The most recent development in AI makes me feel like I’m living in a condensed timeline where progress flies at a 10x speed. It wasn’t that long ago that people were shocked by the image generation capabilities of DALL-E 2, a GPT-based multi-modal model. Suddenly, we have tools that are able to make functional games, websites, and demonstrate complex reasoning skills with a surprising range of flexibility over images, text, and even videos. Really, once you grasp the power of the building blocks of GPT models, there’s virtually nothing you can’t do by training and combining them in ever more creative ways. Here are some examples that blew my mind:
- Creating 3D games
- Turn a picture of an open fridge into recipes
- Come up with a business plan with $100
- Be the eyes for people with blindness
These use cases technically are achievable with purpose-built tools (e.g., “an app that gives you recipes based on pictures of foods.) The remarkable thing here is that GPT-4 models can do these highly complex tasks out of the box without any specialized training.
It’s as if…a human were behind it.
Well, maybe small, tiny parts of humans.
A system of simpler parts
Our brain links together concepts with unfathomably complex neural networks to form a “complete world model.” Any human behavior, no matter how complex, can be broken down into smaller and smaller chunks of independent patterns.

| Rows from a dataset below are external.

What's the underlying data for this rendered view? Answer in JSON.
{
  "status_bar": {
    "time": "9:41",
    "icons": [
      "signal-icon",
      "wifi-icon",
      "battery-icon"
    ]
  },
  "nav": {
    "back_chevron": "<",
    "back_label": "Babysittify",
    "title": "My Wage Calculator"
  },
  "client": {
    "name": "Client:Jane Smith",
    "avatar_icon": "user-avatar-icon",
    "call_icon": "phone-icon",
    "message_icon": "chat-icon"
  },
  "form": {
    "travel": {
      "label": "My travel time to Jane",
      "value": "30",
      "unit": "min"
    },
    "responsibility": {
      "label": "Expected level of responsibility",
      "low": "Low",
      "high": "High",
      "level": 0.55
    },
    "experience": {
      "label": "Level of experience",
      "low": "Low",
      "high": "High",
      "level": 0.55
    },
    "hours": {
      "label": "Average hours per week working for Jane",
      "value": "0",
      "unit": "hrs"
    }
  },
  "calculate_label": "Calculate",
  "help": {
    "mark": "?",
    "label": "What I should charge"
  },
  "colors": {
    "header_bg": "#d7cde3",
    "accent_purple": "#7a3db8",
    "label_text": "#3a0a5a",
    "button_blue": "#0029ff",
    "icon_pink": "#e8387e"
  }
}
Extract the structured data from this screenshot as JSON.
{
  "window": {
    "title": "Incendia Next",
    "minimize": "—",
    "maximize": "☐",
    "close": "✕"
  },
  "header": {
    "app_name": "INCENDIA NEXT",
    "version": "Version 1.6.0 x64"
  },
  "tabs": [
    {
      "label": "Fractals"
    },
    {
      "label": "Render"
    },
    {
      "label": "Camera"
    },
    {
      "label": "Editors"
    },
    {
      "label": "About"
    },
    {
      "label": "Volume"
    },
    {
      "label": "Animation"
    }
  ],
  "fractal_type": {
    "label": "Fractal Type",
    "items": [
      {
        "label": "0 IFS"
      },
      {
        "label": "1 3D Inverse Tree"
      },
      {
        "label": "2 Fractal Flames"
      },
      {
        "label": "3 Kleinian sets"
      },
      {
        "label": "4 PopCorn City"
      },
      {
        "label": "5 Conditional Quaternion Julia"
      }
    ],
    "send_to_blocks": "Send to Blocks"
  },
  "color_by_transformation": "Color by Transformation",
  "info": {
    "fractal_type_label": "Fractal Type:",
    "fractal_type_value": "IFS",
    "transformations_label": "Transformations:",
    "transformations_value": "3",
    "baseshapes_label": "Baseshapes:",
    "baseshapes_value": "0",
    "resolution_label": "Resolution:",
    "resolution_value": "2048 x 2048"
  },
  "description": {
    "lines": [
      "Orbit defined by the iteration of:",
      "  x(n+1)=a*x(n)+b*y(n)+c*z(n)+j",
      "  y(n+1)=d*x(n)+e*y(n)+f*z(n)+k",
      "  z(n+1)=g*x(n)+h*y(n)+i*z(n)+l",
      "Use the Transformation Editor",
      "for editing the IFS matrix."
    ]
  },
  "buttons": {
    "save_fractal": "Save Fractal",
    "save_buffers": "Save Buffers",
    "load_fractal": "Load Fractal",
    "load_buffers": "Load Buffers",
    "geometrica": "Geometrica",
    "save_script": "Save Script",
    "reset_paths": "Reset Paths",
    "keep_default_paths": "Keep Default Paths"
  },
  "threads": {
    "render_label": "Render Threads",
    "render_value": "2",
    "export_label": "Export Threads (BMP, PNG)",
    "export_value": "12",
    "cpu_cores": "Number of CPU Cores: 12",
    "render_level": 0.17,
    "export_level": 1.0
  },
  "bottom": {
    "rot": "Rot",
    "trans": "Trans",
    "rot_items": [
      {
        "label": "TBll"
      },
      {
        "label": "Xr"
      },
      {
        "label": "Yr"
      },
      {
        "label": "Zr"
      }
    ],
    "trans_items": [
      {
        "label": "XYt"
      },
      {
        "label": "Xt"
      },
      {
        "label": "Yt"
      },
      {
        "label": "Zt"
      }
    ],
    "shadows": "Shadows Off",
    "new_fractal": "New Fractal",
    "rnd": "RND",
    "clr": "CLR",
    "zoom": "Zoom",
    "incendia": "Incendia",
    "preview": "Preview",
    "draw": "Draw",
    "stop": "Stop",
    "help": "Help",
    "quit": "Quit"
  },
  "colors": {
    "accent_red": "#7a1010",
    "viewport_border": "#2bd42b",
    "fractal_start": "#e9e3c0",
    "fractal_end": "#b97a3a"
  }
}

For example, if we were told to “draw a baby daikon in a tutu walking a dog,” we know how to do this properly because we know:
- What a daikon and dog look like
- That a “baby” qualifier means an anthropomorphically infant object with what we consider “infantile” features such as smallness, roundedness, etc.
- What a tutu looks like and that is usually worn around the waist area of a being
- “Walking an animal” implies some sort of leash object between the two.
This is how I understand DALL-E 2 to be able to draw entirely new and imaginary scenarios. It consumes enormous amounts of images and text description and learns what shapes, curves, and colors are associated with which words. The same principle also applies to GPT text models. When you ask ChatGPT to explain something, it follows the same patterns of how humans explain a topic and construct an answer.
But the moment you start using a GPT tool, you’d realize that no matter how technically perfect GPT-produced results are (which they aren’t yet), the models behind them don’t actually understand what they are doing. Like a parrot scrambling words into a faux-sentence, it doesn’t actually know what those words mean beyond sound patterns.
The fundamental concept underlying any kind of AI today is pattern-recognition and reconstruction. They don’t know the meaning behind topics and objects, they only recognize patterns, store them as mathematical constructs, and then regurgitate answers that conform to the patterns. Like a math student who doesn’t understand how a formula is derived, it’s pretty easy to tell that AI’s don’t know how the world actually works.
I think of AI’s today as if they were small, standalone slices of our brain. It can draw things that resemble the curves and colors of hands, but unaware that hands can only have five fingers and that there’s a skeletal structure underneath governing its range of motion. It can explain a complex topic like string theory to a 5-year-old, but it doesn’t understand why we care about it or that advancing the theory will transform our understanding of the universe.
In other words, AI’s don’t know what’s true, what’s real, and what’s human. It just knows what “sounds true,” “looks real,” and “feels human.” For now.
I don’t think it’s always going to stay that way.
If AI’s are able to accomplish what parts of our brains can do, aren’t we just a combination of those independent parts? Is that what consciousness is?
I think of consciousness as a spectrum. On the left, you have mechanical turks that perform precise tasks but are clearly not reasoning or learning anything new. Various intelligent animals like dogs and dolphins are perhaps in the middle. Somewhere on the right is us Homo sapiens, with our survival drives, complex motivations, self-awareness, and the ability to construct a world model and understand how to affect it. Everyone starts with a primitive set of genetic programming and spends decades programming new behaviors and constructing our worldview. Learning makes us human.
The best and most complex AI’s we have today seem to sit somewhere left of the middle on that spectrum. But I believe it’s only a matter of time before they start moving closer and closer toward the right. With the right motivations and learning mechanisms, can we really say that an AI cannot achieve the level of world awareness as we do? Will it, then, achieve consciousness and self-awareness?
Eventually, I do believe that as we climb the ladder of complexity, we’d inch closer to some version of consciousness. The AI’s should soon be able to derive facts such as that dogs have 4 legs and apply them to drawings without explicit human instruction, as a child would naturally do. The AI’s, if we choose to program them so, should also be able to seek an existential meaning to their life, as we’re wired to do.
The interesting question to me is: when would we come to understand our own consciousness? Will we reach an alternative model of intelligence through AI development, or stumble upon a mirror that reveals the inner workings of our own mind?
What a time to be alive.